Brian Tomasik has a good essay that, although provocatively, questions: “is it better to blog or formally publish”? The essay suggests some arguments for publishing in journals and conferences and some arguments against publishing in journal and conferences. According to Tomasik, traditional outlets are “good” for signalling quality, “appearing normal” (this is nice), building on previous literature, having formal and informal feedback, being citable. But they are “bad” because of (often useless) time investment, grunt work, slow turnaround, impossibility to change or remove articles, narrowing of focus and potentially limited audiences. In my opinion, the last two points are the real issues: journal writing is limited (in SSH at least) by the need to follow a “rigorous” method that may result in downplaying new, although less “secure”, ideas; journals are read by scholars (and by those who read English), end point.

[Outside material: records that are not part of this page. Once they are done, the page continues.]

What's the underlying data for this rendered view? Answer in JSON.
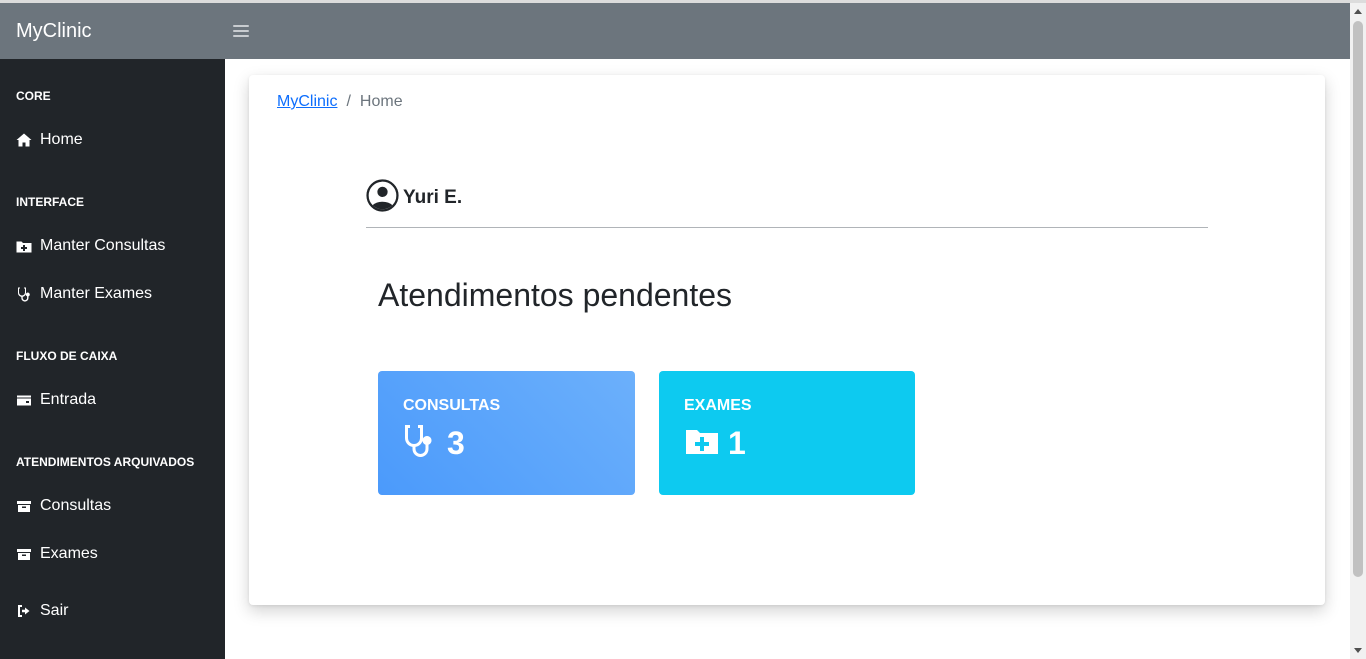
{
  "navbar": {
    "brand": "MyClinic",
    "toggle_icon": "menu-icon"
  },
  "sidebar": {
    "sections": [
      {
        "heading": "CORE",
        "items": [
          {
            "label": "Home",
            "icon": "home-icon"
          }
        ]
      },
      {
        "heading": "INTERFACE",
        "items": [
          {
            "label": "Manter Consultas",
            "icon": "folder-plus-icon"
          },
          {
            "label": "Manter Exames",
            "icon": "stethoscope-icon"
          }
        ]
      },
      {
        "heading": "FLUXO DE CAIXA",
        "items": [
          {
            "label": "Entrada",
            "icon": "wallet-icon"
          }
        ]
      },
      {
        "heading": "ATENDIMENTOS ARQUIVADOS",
        "items": [
          {
            "label": "Consultas",
            "icon": "archive-icon"
          },
          {
            "label": "Exames",
            "icon": "archive-icon"
          }
        ]
      }
    ],
    "logout": {
      "label": "Sair",
      "icon": "sign-out-icon"
    }
  },
  "breadcrumb": {
    "root": "MyClinic",
    "separator": "/",
    "current": "Home"
  },
  "user": {
    "name": "Yuri E.",
    "icon": "user-circle-icon"
  },
  "main": {
    "title": "Atendimentos pendentes",
    "stats": [
      {
        "label": "CONSULTAS",
        "value": "3",
        "icon": "stethoscope-icon",
        "color": "#4b9afb"
      },
      {
        "label": "EXAMES",
        "value": "1",
        "icon": "folder-plus-icon",
        "color": "#0dcaf0"
      }
    ]
  },
  "colors": {
    "navbar": "#6c757d",
    "sidebar": "#212529",
    "link": "#0d6efd"
  }
}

My answer to the question “is it better to blog or formally publish” therefore is: do both! I think we need to “impact” at the same time within the academic world – which is where new ideas may be produced and our ideas be further explored – and outside it, in the “real world” where ideas may impact on society, culture, politics.

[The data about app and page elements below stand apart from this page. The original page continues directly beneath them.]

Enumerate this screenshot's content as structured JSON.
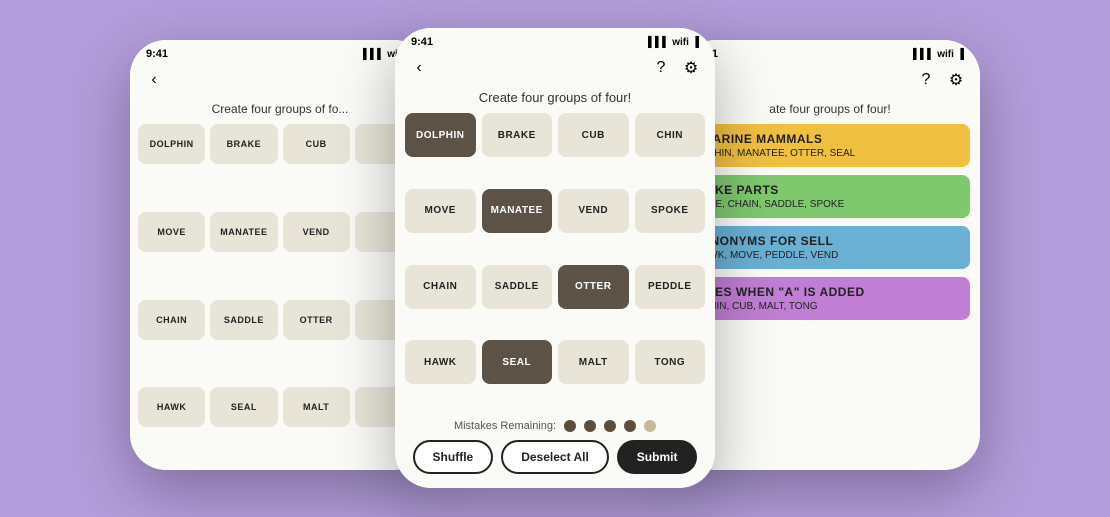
{
  "background": "#b39ddb",
  "phones": {
    "left": {
      "statusBar": {
        "time": "9:41"
      },
      "title": "Create four groups of fo...",
      "grid": [
        [
          "DOLPHIN",
          "BRAKE",
          "CUB",
          ""
        ],
        [
          "MOVE",
          "MANATEE",
          "VEND",
          ""
        ],
        [
          "CHAIN",
          "SADDLE",
          "OTTER",
          ""
        ],
        [
          "HAWK",
          "SEAL",
          "MALT",
          ""
        ]
      ]
    },
    "center": {
      "statusBar": {
        "time": "9:41"
      },
      "title": "Create four groups of four!",
      "grid": [
        [
          {
            "word": "DOLPHIN",
            "selected": true
          },
          {
            "word": "BRAKE",
            "selected": false
          },
          {
            "word": "CUB",
            "selected": false
          },
          {
            "word": "CHIN",
            "selected": false
          }
        ],
        [
          {
            "word": "MOVE",
            "selected": false
          },
          {
            "word": "MANATEE",
            "selected": true
          },
          {
            "word": "VEND",
            "selected": false
          },
          {
            "word": "SPOKE",
            "selected": false
          }
        ],
        [
          {
            "word": "CHAIN",
            "selected": false
          },
          {
            "word": "SADDLE",
            "selected": false
          },
          {
            "word": "OTTER",
            "selected": true
          },
          {
            "word": "PEDDLE",
            "selected": false
          }
        ],
        [
          {
            "word": "HAWK",
            "selected": false
          },
          {
            "word": "SEAL",
            "selected": true
          },
          {
            "word": "MALT",
            "selected": false
          },
          {
            "word": "TONG",
            "selected": false
          }
        ]
      ],
      "mistakes": {
        "label": "Mistakes Remaining:",
        "dots": [
          {
            "color": "#7a6a5a"
          },
          {
            "color": "#7a6a5a"
          },
          {
            "color": "#7a6a5a"
          },
          {
            "color": "#7a6a5a"
          },
          {
            "color": "#c8b89a"
          }
        ]
      },
      "buttons": {
        "shuffle": "Shuffle",
        "deselectAll": "Deselect All",
        "submit": "Submit"
      }
    },
    "right": {
      "statusBar": {
        "time": "9:41"
      },
      "title": "ate four groups of four!",
      "cards": [
        {
          "color": "card-yellow",
          "title": "MARINE MAMMALS",
          "words": "LPHIN, MANATEE, OTTER, SEAL"
        },
        {
          "color": "card-green",
          "title": "BIKE PARTS",
          "words": "AKE, CHAIN, SADDLE, SPOKE"
        },
        {
          "color": "card-blue",
          "title": "YNONYMS FOR SELL",
          "words": "AWK, MOVE, PEDDLE, VEND"
        },
        {
          "color": "card-purple",
          "title": "RIES WHEN \"A\" IS ADDED",
          "words": "CHIN, CUB, MALT, TONG"
        }
      ]
    }
  }
}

An important issue is that of “timing”. In an era of “zero distances” (for communication and for those who can access the networks, at least), in an era in which delay is reduced to minimum in several fields (think to photography, for example), there is a generalised pressure for “being fast”.
Michael Eisen talks of the “glacial pace” of academic publishing. The experience of “delay” for the sake of formal publication is a daily struggle within academe. To make an example, I have a paper submitted in July 2012 (yes, two thousands and twelve), which is undergoing the third (or fourth?) review: of course it is my responsibility as well (it was my first paper submitted to an international journal, you know, I would spare a lot of work to reviewers, nowadays). I feel nevertheless frustrated when I have to wait six/eight months between a submission and a feedback. And I feel my case studies “old”, at least for the sake of narrative.
Yet, as remembered by Catherine Durose and Katherine Tonkiss, fast scholarship is not always good scholarship. Time and patience are necessary in order to build and frame good ideas, indeed. This is one of the reason I still think the PhD is one of the most exciting adventures for a curious mind (in SSH, at least) – and why I am an advocate of thesis in PhDs. This also suggests us that writing papers for journals is important, but looking for more flexible outlets, like books, is important as well.
Yes, the point, here, is that academe is in a turn-point of its history, and it should be evident that up-to-date outreach, impact journal publication, and slow, traditional writing are to be accepted as the faces of the same coin, the three sides of our moon.